The Art of Printmaking

This week we will turn our attention to the art process known as printmaking.  Learning Module #5 introduces you to a number of different printmaking techniques or processes.  As you look that material over and examine the images within the context of the PowerPoint file and the reading focusing on printmaking, think about the following statement written by Vincent van Gogh and let me know what you think of printmaking as an art medium.

“The act of printing has always seemed to me a miracle, just such a miracle as the growing up of a tiny seed of grain to an ear – an everyday miracle, even the greater because it happens everyday.
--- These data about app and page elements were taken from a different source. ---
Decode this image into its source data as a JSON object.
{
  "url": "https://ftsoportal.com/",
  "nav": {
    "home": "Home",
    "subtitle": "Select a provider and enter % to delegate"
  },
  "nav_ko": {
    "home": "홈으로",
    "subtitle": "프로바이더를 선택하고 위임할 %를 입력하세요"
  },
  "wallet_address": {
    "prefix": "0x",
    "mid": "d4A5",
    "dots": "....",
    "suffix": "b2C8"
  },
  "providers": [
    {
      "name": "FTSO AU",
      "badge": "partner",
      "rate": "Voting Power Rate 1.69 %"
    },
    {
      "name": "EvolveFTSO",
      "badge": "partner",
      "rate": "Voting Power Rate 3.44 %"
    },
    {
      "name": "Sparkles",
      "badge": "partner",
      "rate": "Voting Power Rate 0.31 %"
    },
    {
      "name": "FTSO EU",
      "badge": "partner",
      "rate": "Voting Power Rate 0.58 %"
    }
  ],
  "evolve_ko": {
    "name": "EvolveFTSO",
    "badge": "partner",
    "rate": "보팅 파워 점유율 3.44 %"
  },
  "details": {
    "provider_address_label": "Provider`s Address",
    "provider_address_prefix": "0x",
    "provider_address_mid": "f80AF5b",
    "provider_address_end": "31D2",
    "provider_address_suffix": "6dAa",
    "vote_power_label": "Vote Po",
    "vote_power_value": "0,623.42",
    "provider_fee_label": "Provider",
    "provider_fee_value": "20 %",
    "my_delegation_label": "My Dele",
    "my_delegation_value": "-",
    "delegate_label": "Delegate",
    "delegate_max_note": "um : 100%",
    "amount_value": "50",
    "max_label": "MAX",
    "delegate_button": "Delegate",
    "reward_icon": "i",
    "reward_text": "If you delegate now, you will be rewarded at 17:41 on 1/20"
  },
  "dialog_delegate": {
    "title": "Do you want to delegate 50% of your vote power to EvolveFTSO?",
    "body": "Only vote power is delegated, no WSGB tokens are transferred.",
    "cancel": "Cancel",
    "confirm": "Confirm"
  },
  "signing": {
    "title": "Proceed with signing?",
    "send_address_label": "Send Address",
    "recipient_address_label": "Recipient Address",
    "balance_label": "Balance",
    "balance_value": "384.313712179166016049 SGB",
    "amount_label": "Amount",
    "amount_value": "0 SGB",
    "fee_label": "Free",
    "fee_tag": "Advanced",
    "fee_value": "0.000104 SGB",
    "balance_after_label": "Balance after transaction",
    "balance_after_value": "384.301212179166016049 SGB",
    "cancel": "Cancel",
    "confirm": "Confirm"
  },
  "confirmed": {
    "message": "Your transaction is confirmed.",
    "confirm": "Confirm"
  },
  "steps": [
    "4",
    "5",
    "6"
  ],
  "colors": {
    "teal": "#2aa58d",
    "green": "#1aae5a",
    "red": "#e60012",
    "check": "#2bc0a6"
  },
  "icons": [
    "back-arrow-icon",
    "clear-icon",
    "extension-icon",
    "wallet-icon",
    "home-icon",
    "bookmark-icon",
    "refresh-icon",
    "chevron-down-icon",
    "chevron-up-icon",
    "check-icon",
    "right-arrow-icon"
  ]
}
One drawing is sown on the stone or the etching plate, and a harvest is reaped from it.”

Tamarind Institute Master Printers Brooke Steiger and Aaron Shipps

Developing Visual Literacy: Painting

Simonides, a 5th century B C poet, quoted by Plutarch in his 1st century A D publication De Gloria Atenesium, made the following observation:  “Painting is silent poetry, and poetry is painting with the gift of speech.”  What are your thoughts of Simonides’ notion of the art of painting?

Winslow Homer, The Artist Sketching

What is ART?

Over the centuries many learned men and women have tried to “define Art” but their efforts have fallen way short of the mark.  This week we are going to cast our collective gaze toward an understanding of what ART is and is not.  I ask you to consider the following statement on the presence of artistic genius by the English author William Blake:  “If art was progressive we should have had Michelangelos and Raphaels to succeed and improve upon each other.  But it is not so.  Genius dies with its possessor and comes not again till another is born with it.” (Annotations to Sir Joshua Reynold’s Discourses, c. 1808).  Your thoughts?

Should an artist master description or the spiritual in a work of art?

For generations of time, there has been a sustained argument among artists (and art patrons!) between those who support the Law of Description over the Law of the Spiritual in art making.  This battle over aesthetic issues accepts no cultural or political boundaries.  The 10th century Chinese aesthetician, Ching Hao, wrote:  “Resemblance reproduces the formal aspects of objects but neglects their spirit.  Truth shows the spirit and substance in like perfection.”  Should an artist faithfully copy nature and offer us a mirror reflection or should the artist delve into the mysterious and spiritual as the foundation for art making?  Where are your sensibilities and preferences on this fundamental issue?

Jackson Pollock and his “unique process” of applying pigment onto the canvas